The international federation for water sports has a new name.
The federation that was founded 114 years ago as FINA (the Fédération Internationale de Natation) has become World Aquatics today.
The name was changed at the Extraordinary General Congress held on the eve of the World Swimming Championships (25m) in Melbourne. The delegates at the Congress accepted the proposal and voted on the new name.
World Aquatics, which has 209 national federations in its memberships, will maintain responsibility for all aquatics sports – swimming, water polo, artistic swimming, high diving, and open water swimming.
“The launch of the World Aquatics brand arrives after a series of major reforms that sees a modern organisation ready to lead and serve athletes united by water, with a broader scope and increased engagement with participants and audiences”, the World Aquatics announced today.
“Everyone in our community is proud of what FINA achieved in developing our sports. As we look to the future, World Aquatics will see all aquatics athletes united for the first time under one brand. The identity of our organisation now focuses on our shared vision: a world united by water, for health, life and sport,” said World Aquatics President Husain Al-Musallam.
Several new World Aquatics Bureau members have been approved at today’s Congress, LEN President and World Aquatics Vice President Antonio Silva confirmed.
One of them is a well-known name in the world of water polo. Vanja Udovicic, one of the best water polo players in the world in the 21st century and former captain of Serbia, has become a Bureau member. Udovicic was Serbia’s captain from 2009 until his retirement in 2013. He served as a Minister of youth and sports of Serbia between 2013 and 2022.
During his career , Udovicic received FINA and LEN awards for being the best player of the year in Europe and world a few times.
The other new FINA Members from Europe are Sarah Keane (Ireland) and Otylia Jędrzejczak (Poland).
The new identity for the global aquatics community came after a comprehensive canvassing of the sports’ key stakeholders, World Aquatics said in the statement.
“I will always tell you that our athletes must come first, so I would never make a big decision like this without consulting our athletes,” Al-Musallam said. “Their response has been very clear.

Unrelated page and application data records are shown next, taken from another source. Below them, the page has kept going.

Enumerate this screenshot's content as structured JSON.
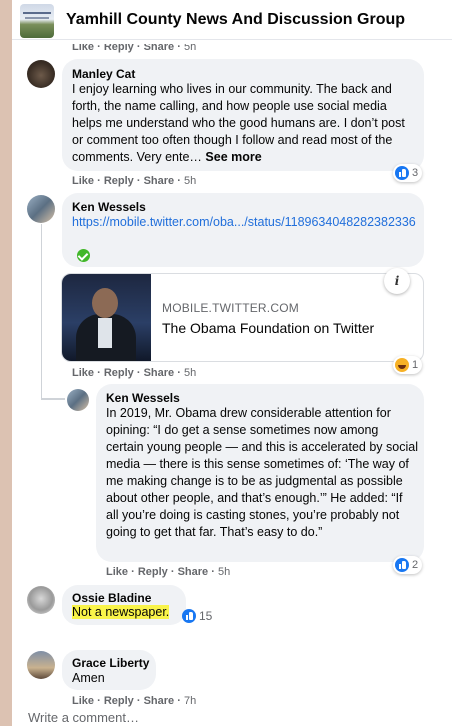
{
  "header": {
    "title": "Yamhill County News And Discussion Group"
  },
  "action_labels": {
    "like": "Like",
    "reply": "Reply",
    "share": "Share",
    "sep": "·"
  },
  "top_partial": {
    "time": "5h"
  },
  "comments": [
    {
      "author": "Manley Cat",
      "text": "I enjoy learning who lives in our community. The back and forth, the name calling, and how people use social media helps me understand who the good humans are. I don’t post or comment too often though I follow and read most of the comments. Very ente…",
      "see_more": "See more",
      "time": "5h",
      "reactions": {
        "type": "like-icon",
        "count": "3"
      }
    },
    {
      "author": "Ken Wessels",
      "link": "https://mobile.twitter.com/oba.../status/1189634048282382336",
      "card": {
        "domain": "MOBILE.TWITTER.COM",
        "title": "The Obama Foundation on Twitter"
      },
      "time": "5h",
      "reactions": {
        "type": "haha-icon",
        "count": "1"
      }
    },
    {
      "author": "Ken Wessels",
      "text": "In 2019, Mr. Obama drew considerable attention for opining: “I do get a sense sometimes now among certain young people — and this is accelerated by social media — there is this sense sometimes of: ‘The way of me making change is to be as judgmental as possible about other people, and that’s enough.’” He added: “If all you’re doing is casting stones, you’re probably not going to get that far. That’s easy to do.”",
      "time": "5h",
      "reactions": {
        "type": "like-icon",
        "count": "2"
      }
    },
    {
      "author": "Ossie Bladine",
      "text": "Not a newspaper.",
      "reactions": {
        "type": "like-icon",
        "count": "15"
      }
    },
    {
      "author": "Grace Liberty",
      "text": "Amen",
      "time": "7h"
    }
  ],
  "composer": {
    "placeholder": "Write a comment…"
  },
  "colors": {
    "link": "#216fdb",
    "bubble": "#f0f2f5",
    "highlight": "#f9f44a",
    "like_blue": "#1877f2"
  }
}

More than seventy percent of the athletes that we have spoken with have said that they would like us to change FINA’s name. Many of them could not even tell us what the letters in FINA stand for.”
The organizational transformation lasted for 18 months, much of it guided by the FINA Reform Committee. World Aquatics said that during this process, the federation had made very significant improvements to its governance, including the strengthening of the athletes’ voice in decision-making.
“World Aquatics will continue to deliver and develop the rewarding competition calendar that has become the foundation of successful elite careers while being the subject of dreams and ambitions for millions of young aquatics athletes all around the globe,” continued Al-Musallam.
“Our new vision and mission also reflect how World Aquatics and our members have already begun expanding our work beyond competition and swimming as a life skill, to include sustainability, environmental advocacy and wellbeing. Our new brand and visual identity will also enable us to connect with new audiences and encourage new generations of athletes across our disciplines to be united by water, safely, fairly and sustainably.”
The new World Aquatics visual identity will be used at the first events of 2023, including the World Championships in all water ports in Fukuoka in July.
“World Aquatics is determined to play its part in ensuring the ability to participate, compete in and benefit from aquatic sports. This ability is dependent on being able to swim and having access to places to swim. Both these things are incredibly important to World Aquatics and our member federations, and it’s right that our new brand should reflect that,” World Aquatics Executive Director Brent Nowicki said.